3. Fatigue and Low Energy Levels: Poor nutrition and irregular eating patterns associated with binge-eating and emotional eating can contribute to fatigue and low energy levels, affecting educators’ ability to perform their job effectively.

Mental and Emotional Consequences

1. Increased Stress and Anxiety: Binge-eating and emotional eating can exacerbate stress and anxiety levels in educators. The guilt, shame, and negative emotions associated with these disorders can further contribute to mental health challenges.

2. Decreased Self-Esteem: The cycle of binge-eating and emotional eating can significantly impact educators’ self-esteem. The feelings of guilt, shame, and perceived failure can erode their confidence and self-worth.

3. Impaired Cognitive Function: Unhealthy eating habits can impair cognitive function, affecting educators’ ability to concentrate, make decisions, and effectively manage their classrooms.

Strategies for Managing Binge-Eating and Emotional Eating in Educators

Recognizing the need for change and implementing effective strategies is crucial for educators to manage binge-eating and emotional eating. By adopting healthier coping mechanisms and seeking support, educators can break the cycle and lead healthier lives.

1. Seek Professional Help

Educators should consider seeking professional help from therapists, counselors, or registered dietitians who specialize in eating disorders. These professionals can provide guidance, support, and evidence-based strategies to address binge-eating and emotional eating.

2. Develop Healthy Coping Mechanisms

Finding alternative coping mechanisms to replace emotional eating is essential. Educators can explore activities such as exercise, meditation, journaling, or engaging in hobbies to manage stress and emotions effectively.

3. Prioritize Self-Care

Educators must prioritize self-care to prevent burnout and reduce the likelihood of turning to food for comfort. This includes setting boundaries, practicing relaxation techniques, and engaging in activities that promote well-being.

4. Build a Support Network

Creating a support network of colleagues, friends, or family members who understand and can provide emotional support is crucial. Sharing experiences, seeking advice, and receiving encouragement from others can help educators navigate the challenges of managing binge-eating and emotional eating.

5. Practice Mindful Eating

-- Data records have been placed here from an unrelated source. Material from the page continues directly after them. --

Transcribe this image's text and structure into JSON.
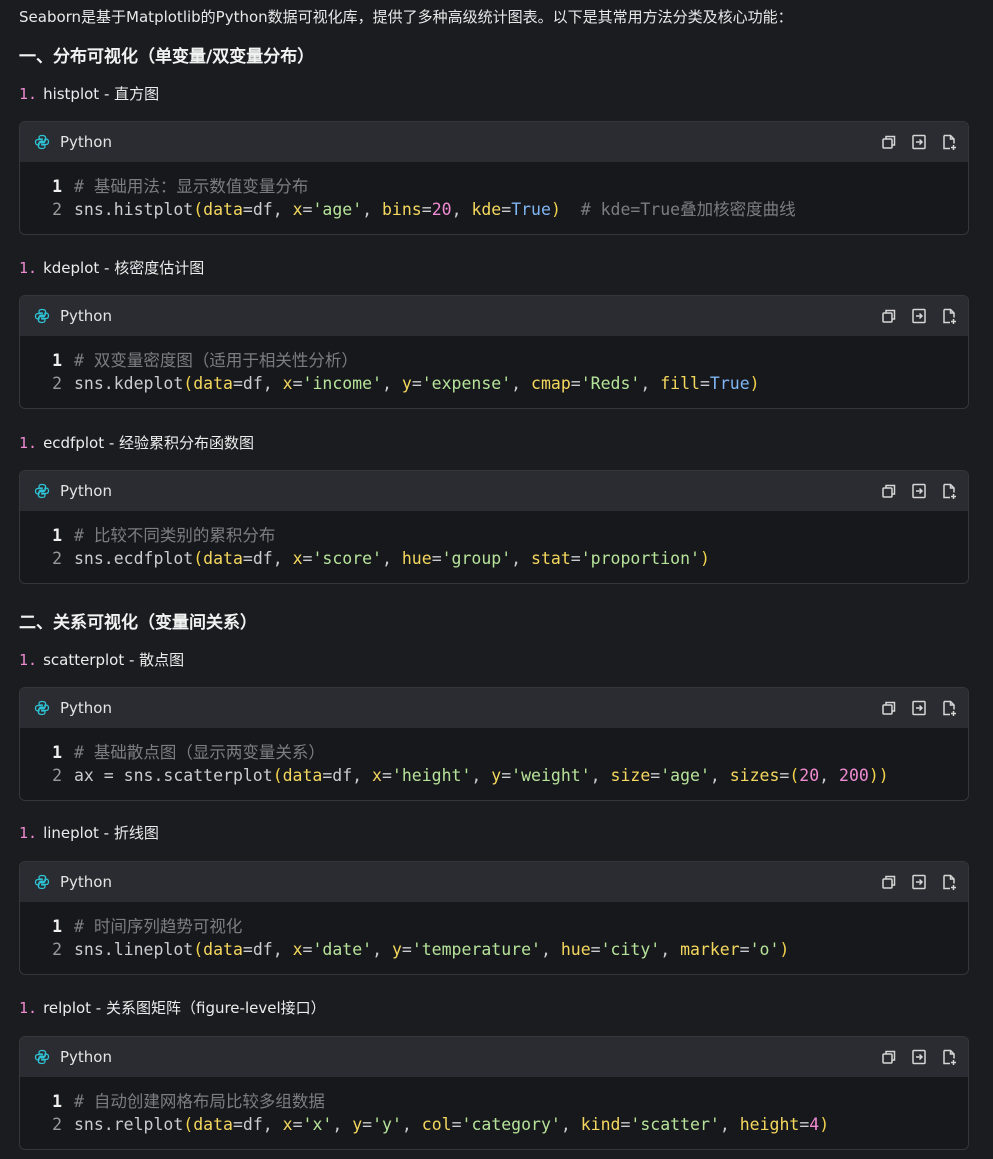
{
  "intro": "Seaborn是基于Matplotlib的Python数据可视化库，提供了多种高级统计图表。以下是其常用方法分类及核心功能：",
  "colors": {
    "background": "#1b1c1f",
    "code_bg": "#17181b",
    "header_bg": "#2b2c31",
    "accent_icon": "#2ec4d6",
    "comment": "#7a7d82",
    "string": "#b6e39a",
    "number": "#ee8bd2",
    "keyword": "#f4d75e",
    "bool": "#7fb6f5"
  },
  "sections": [
    {
      "heading": "一、分布可视化（单变量/双变量分布）",
      "items": [
        {
          "num": "1.",
          "title": "histplot - 直方图",
          "language": "Python",
          "actions": [
            "copy-icon",
            "insert-icon",
            "new-file-icon"
          ],
          "code": [
            {
              "n": "1",
              "tokens": [
                {
                  "t": "# 基础用法：显示数值变量分布",
                  "c": "comment"
                }
              ]
            },
            {
              "n": "2",
              "tokens": [
                {
                  "t": "sns.histplot",
                  "c": "plain"
                },
                {
                  "t": "(",
                  "c": "paren"
                },
                {
                  "t": "data",
                  "c": "kw"
                },
                {
                  "t": "=df, ",
                  "c": "plain"
                },
                {
                  "t": "x",
                  "c": "kw"
                },
                {
                  "t": "=",
                  "c": "plain"
                },
                {
                  "t": "'age'",
                  "c": "str"
                },
                {
                  "t": ", ",
                  "c": "plain"
                },
                {
                  "t": "bins",
                  "c": "kw"
                },
                {
                  "t": "=",
                  "c": "plain"
                },
                {
                  "t": "20",
                  "c": "num"
                },
                {
                  "t": ", ",
                  "c": "plain"
                },
                {
                  "t": "kde",
                  "c": "kw"
                },
                {
                  "t": "=",
                  "c": "plain"
                },
                {
                  "t": "True",
                  "c": "bool"
                },
                {
                  "t": ")",
                  "c": "paren"
                },
                {
                  "t": "  ",
                  "c": "plain"
                },
                {
                  "t": "# kde=True叠加核密度曲线",
                  "c": "comment"
                }
              ]
            }
          ]
        },
        {
          "num": "1.",
          "title": "kdeplot - 核密度估计图",
          "language": "Python",
          "actions": [
            "copy-icon",
            "insert-icon",
            "new-file-icon"
          ],
          "code": [
            {
              "n": "1",
              "tokens": [
                {
                  "t": "# 双变量密度图（适用于相关性分析）",
                  "c": "comment"
                }
              ]
            },
            {
              "n": "2",
              "tokens": [
                {
                  "t": "sns.kdeplot",
                  "c": "plain"
                },
                {
                  "t": "(",
                  "c": "paren"
                },
                {
                  "t": "data",
                  "c": "kw"
                },
                {
                  "t": "=df, ",
                  "c": "plain"
                },
                {
                  "t": "x",
                  "c": "kw"
                },
                {
                  "t": "=",
                  "c": "plain"
                },
                {
                  "t": "'income'",
                  "c": "str"
                },
                {
                  "t": ", ",
                  "c": "plain"
                },
                {
                  "t": "y",
                  "c": "kw"
                },
                {
                  "t": "=",
                  "c": "plain"
                },
                {
                  "t": "'expense'",
                  "c": "str"
                },
                {
                  "t": ", ",
                  "c": "plain"
                },
                {
                  "t": "cmap",
                  "c": "kw"
                },
                {
                  "t": "=",
                  "c": "plain"
                },
                {
                  "t": "'Reds'",
                  "c": "str"
                },
                {
                  "t": ", ",
                  "c": "plain"
                },
                {
                  "t": "fill",
                  "c": "kw"
                },
                {
                  "t": "=",
                  "c": "plain"
                },
                {
                  "t": "True",
                  "c": "bool"
                },
                {
                  "t": ")",
                  "c": "paren"
                }
              ]
            }
          ]
        },
        {
          "num": "1.",
          "title": "ecdfplot - 经验累积分布函数图",
          "language": "Python",
          "actions": [
            "copy-icon",
            "insert-icon",
            "new-file-icon"
          ],
          "code": [
            {
              "n": "1",
              "tokens": [
                {
                  "t": "# 比较不同类别的累积分布",
                  "c": "comment"
                }
              ]
            },
            {
              "n": "2",
              "tokens": [
                {
                  "t": "sns.ecdfplot",
                  "c": "plain"
                },
                {
                  "t": "(",
                  "c": "paren"
                },
                {
                  "t": "data",
                  "c": "kw"
                },
                {
                  "t": "=df, ",
                  "c": "plain"
                },
                {
                  "t": "x",
                  "c": "kw"
                },
                {
                  "t": "=",
                  "c": "plain"
                },
                {
                  "t": "'score'",
                  "c": "str"
                },
                {
                  "t": ", ",
                  "c": "plain"
                },
                {
                  "t": "hue",
                  "c": "kw"
                },
                {
                  "t": "=",
                  "c": "plain"
                },
                {
                  "t": "'group'",
                  "c": "str"
                },
                {
                  "t": ", ",
                  "c": "plain"
                },
                {
                  "t": "stat",
                  "c": "kw"
                },
                {
                  "t": "=",
                  "c": "plain"
                },
                {
                  "t": "'proportion'",
                  "c": "str"
                },
                {
                  "t": ")",
                  "c": "paren"
                }
              ]
            }
          ]
        }
      ]
    },
    {
      "heading": "二、关系可视化（变量间关系）",
      "items": [
        {
          "num": "1.",
          "title": "scatterplot - 散点图",
          "language": "Python",
          "actions": [
            "copy-icon",
            "insert-icon",
            "new-file-icon"
          ],
          "code": [
            {
              "n": "1",
              "tokens": [
                {
                  "t": "# 基础散点图（显示两变量关系）",
                  "c": "comment"
                }
              ]
            },
            {
              "n": "2",
              "tokens": [
                {
                  "t": "ax = sns.scatterplot",
                  "c": "plain"
                },
                {
                  "t": "(",
                  "c": "paren"
                },
                {
                  "t": "data",
                  "c": "kw"
                },
                {
                  "t": "=df, ",
                  "c": "plain"
                },
                {
                  "t": "x",
                  "c": "kw"
                },
                {
                  "t": "=",
                  "c": "plain"
                },
                {
                  "t": "'height'",
                  "c": "str"
                },
                {
                  "t": ", ",
                  "c": "plain"
                },
                {
                  "t": "y",
                  "c": "kw"
                },
                {
                  "t": "=",
                  "c": "plain"
                },
                {
                  "t": "'weight'",
                  "c": "str"
                },
                {
                  "t": ", ",
                  "c": "plain"
                },
                {
                  "t": "size",
                  "c": "kw"
                },
                {
                  "t": "=",
                  "c": "plain"
                },
                {
                  "t": "'age'",
                  "c": "str"
                },
                {
                  "t": ", ",
                  "c": "plain"
                },
                {
                  "t": "sizes",
                  "c": "kw"
                },
                {
                  "t": "=",
                  "c": "plain"
                },
                {
                  "t": "(",
                  "c": "paren"
                },
                {
                  "t": "20",
                  "c": "num"
                },
                {
                  "t": ", ",
                  "c": "plain"
                },
                {
                  "t": "200",
                  "c": "num"
                },
                {
                  "t": "))",
                  "c": "paren"
                }
              ]
            }
          ]
        },
        {
          "num": "1.",
          "title": "lineplot - 折线图",
          "language": "Python",
          "actions": [
            "copy-icon",
            "insert-icon",
            "new-file-icon"
          ],
          "code": [
            {
              "n": "1",
              "tokens": [
                {
                  "t": "# 时间序列趋势可视化",
                  "c": "comment"
                }
              ]
            },
            {
              "n": "2",
              "tokens": [
                {
                  "t": "sns.lineplot",
                  "c": "plain"
                },
                {
                  "t": "(",
                  "c": "paren"
                },
                {
                  "t": "data",
                  "c": "kw"
                },
                {
                  "t": "=df, ",
                  "c": "plain"
                },
                {
                  "t": "x",
                  "c": "kw"
                },
                {
                  "t": "=",
                  "c": "plain"
                },
                {
                  "t": "'date'",
                  "c": "str"
                },
                {
                  "t": ", ",
                  "c": "plain"
                },
                {
                  "t": "y",
                  "c": "kw"
                },
                {
                  "t": "=",
                  "c": "plain"
                },
                {
                  "t": "'temperature'",
                  "c": "str"
                },
                {
                  "t": ", ",
                  "c": "plain"
                },
                {
                  "t": "hue",
                  "c": "kw"
                },
                {
                  "t": "=",
                  "c": "plain"
                },
                {
                  "t": "'city'",
                  "c": "str"
                },
                {
                  "t": ", ",
                  "c": "plain"
                },
                {
                  "t": "marker",
                  "c": "kw"
                },
                {
                  "t": "=",
                  "c": "plain"
                },
                {
                  "t": "'o'",
                  "c": "str"
                },
                {
                  "t": ")",
                  "c": "paren"
                }
              ]
            }
          ]
        },
        {
          "num": "1.",
          "title": "relplot - 关系图矩阵（figure-level接口）",
          "language": "Python",
          "actions": [
            "copy-icon",
            "insert-icon",
            "new-file-icon"
          ],
          "code": [
            {
              "n": "1",
              "tokens": [
                {
                  "t": "# 自动创建网格布局比较多组数据",
                  "c": "comment"
                }
              ]
            },
            {
              "n": "2",
              "tokens": [
                {
                  "t": "sns.relplot",
                  "c": "plain"
                },
                {
                  "t": "(",
                  "c": "paren"
                },
                {
                  "t": "data",
                  "c": "kw"
                },
                {
                  "t": "=df, ",
                  "c": "plain"
                },
                {
                  "t": "x",
                  "c": "kw"
                },
                {
                  "t": "=",
                  "c": "plain"
                },
                {
                  "t": "'x'",
                  "c": "str"
                },
                {
                  "t": ", ",
                  "c": "plain"
                },
                {
                  "t": "y",
                  "c": "kw"
                },
                {
                  "t": "=",
                  "c": "plain"
                },
                {
                  "t": "'y'",
                  "c": "str"
                },
                {
                  "t": ", ",
                  "c": "plain"
                },
                {
                  "t": "col",
                  "c": "kw"
                },
                {
                  "t": "=",
                  "c": "plain"
                },
                {
                  "t": "'category'",
                  "c": "str"
                },
                {
                  "t": ", ",
                  "c": "plain"
                },
                {
                  "t": "kind",
                  "c": "kw"
                },
                {
                  "t": "=",
                  "c": "plain"
                },
                {
                  "t": "'scatter'",
                  "c": "str"
                },
                {
                  "t": ", ",
                  "c": "plain"
                },
                {
                  "t": "height",
                  "c": "kw"
                },
                {
                  "t": "=",
                  "c": "plain"
                },
                {
                  "t": "4",
                  "c": "num"
                },
                {
                  "t": ")",
                  "c": "paren"
                }
              ]
            }
          ]
        }
      ]
    }
  ]
}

Mindful eating involves paying attention to the present moment and being aware of one’s thoughts, feelings, and physical sensations while eating. Educators can practice mindful eating by slowing down, savoring each bite, and listening to their body’s hunger and fullness cues.


Binge-eating and emotional eating are prevalent issues among educators, often stemming from high levels of stress, emotional exhaustion, and work-life imbalance. These disorders can have severe consequences, both physically and mentally, impacting educators’ overall well-being and job performance. However, by understanding the underlying factors, recognizing the cycle of binge-eating and emotional eating, and implementing effective strategies, educators can manage these disorders and lead healthier lives. Seeking professional help, developing healthy coping mechanisms, prioritizing self-care, building a support network, and practicing mindful eating are essential steps towards breaking the cycle and achieving a healthier relationship with food. By addressing these issues, educators can prioritize their well-being and create a positive impact in their classrooms and communities.

Leave a Reply

Your email address will not be published. Required fields are marked *